→ RAW DATA:

- Opening Delimiter -

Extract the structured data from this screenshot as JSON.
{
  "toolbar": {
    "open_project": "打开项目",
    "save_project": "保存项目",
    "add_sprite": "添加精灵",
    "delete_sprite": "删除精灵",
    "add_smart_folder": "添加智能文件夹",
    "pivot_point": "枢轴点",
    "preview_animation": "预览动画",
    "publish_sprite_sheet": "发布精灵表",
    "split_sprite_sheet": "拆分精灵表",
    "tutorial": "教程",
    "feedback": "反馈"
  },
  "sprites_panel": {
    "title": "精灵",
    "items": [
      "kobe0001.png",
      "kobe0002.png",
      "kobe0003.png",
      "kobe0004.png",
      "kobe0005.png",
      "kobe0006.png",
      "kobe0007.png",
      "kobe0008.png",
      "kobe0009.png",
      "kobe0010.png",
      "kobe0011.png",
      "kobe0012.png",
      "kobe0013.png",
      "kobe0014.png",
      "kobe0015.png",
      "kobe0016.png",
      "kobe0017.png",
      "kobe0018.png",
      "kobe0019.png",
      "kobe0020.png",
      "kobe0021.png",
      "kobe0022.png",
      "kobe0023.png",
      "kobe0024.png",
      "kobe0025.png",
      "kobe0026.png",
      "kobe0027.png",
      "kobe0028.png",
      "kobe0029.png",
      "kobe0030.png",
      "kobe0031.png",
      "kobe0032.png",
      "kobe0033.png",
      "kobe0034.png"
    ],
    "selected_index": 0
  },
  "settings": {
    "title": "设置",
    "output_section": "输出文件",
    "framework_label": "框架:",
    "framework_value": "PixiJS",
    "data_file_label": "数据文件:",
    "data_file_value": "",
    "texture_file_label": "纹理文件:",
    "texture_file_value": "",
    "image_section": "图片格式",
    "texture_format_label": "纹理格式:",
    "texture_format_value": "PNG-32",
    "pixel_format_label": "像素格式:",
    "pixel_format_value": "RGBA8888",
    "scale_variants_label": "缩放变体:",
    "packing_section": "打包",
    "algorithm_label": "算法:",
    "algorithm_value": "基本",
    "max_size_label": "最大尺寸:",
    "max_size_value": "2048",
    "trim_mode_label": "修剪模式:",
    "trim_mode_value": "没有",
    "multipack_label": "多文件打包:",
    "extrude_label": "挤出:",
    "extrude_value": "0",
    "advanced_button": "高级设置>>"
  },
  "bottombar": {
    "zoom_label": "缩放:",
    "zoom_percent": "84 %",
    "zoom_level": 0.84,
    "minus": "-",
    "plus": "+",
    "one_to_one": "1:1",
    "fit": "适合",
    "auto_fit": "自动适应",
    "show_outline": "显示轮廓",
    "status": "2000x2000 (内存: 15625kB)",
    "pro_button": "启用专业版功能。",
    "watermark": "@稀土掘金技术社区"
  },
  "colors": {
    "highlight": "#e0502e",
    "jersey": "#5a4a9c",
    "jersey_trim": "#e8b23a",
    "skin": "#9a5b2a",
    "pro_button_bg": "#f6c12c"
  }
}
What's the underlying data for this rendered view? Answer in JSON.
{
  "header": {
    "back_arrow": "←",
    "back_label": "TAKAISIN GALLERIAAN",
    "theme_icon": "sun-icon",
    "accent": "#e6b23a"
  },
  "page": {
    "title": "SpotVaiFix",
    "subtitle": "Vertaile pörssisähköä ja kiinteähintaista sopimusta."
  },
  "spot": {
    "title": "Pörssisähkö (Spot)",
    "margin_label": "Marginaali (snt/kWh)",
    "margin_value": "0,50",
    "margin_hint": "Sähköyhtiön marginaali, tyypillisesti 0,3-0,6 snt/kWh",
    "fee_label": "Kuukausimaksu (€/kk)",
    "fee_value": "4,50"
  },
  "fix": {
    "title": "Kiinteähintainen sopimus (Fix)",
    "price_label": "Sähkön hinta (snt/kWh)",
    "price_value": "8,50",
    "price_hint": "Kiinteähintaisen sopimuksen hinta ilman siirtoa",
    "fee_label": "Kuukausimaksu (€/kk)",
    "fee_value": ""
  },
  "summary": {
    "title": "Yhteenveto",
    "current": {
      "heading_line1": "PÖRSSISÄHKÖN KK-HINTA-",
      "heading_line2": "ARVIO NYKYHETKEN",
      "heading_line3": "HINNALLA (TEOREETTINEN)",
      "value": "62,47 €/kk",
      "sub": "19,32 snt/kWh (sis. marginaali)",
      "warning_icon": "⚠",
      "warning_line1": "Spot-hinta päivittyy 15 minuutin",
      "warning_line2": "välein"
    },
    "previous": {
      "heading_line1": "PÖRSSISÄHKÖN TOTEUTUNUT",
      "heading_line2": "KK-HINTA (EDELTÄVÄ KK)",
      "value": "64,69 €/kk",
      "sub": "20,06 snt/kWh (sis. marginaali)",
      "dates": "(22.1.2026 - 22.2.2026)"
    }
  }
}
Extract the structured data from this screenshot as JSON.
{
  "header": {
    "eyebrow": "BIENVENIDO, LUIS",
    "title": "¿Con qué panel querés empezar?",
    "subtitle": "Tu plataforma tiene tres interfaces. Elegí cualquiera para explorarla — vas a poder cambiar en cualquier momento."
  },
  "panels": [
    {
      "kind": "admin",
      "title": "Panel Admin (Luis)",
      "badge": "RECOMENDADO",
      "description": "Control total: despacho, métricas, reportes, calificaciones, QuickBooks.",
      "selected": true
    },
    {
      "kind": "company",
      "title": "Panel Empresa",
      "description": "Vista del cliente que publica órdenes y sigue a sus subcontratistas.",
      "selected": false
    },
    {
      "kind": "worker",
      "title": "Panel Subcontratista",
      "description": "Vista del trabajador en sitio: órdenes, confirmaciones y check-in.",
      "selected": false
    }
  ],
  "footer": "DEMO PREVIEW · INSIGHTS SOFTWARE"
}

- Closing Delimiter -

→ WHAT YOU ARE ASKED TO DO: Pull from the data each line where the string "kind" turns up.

→ RESULT OF THE EXERCISE:
      "kind": "admin",
      "kind": "company",
      "kind": "worker",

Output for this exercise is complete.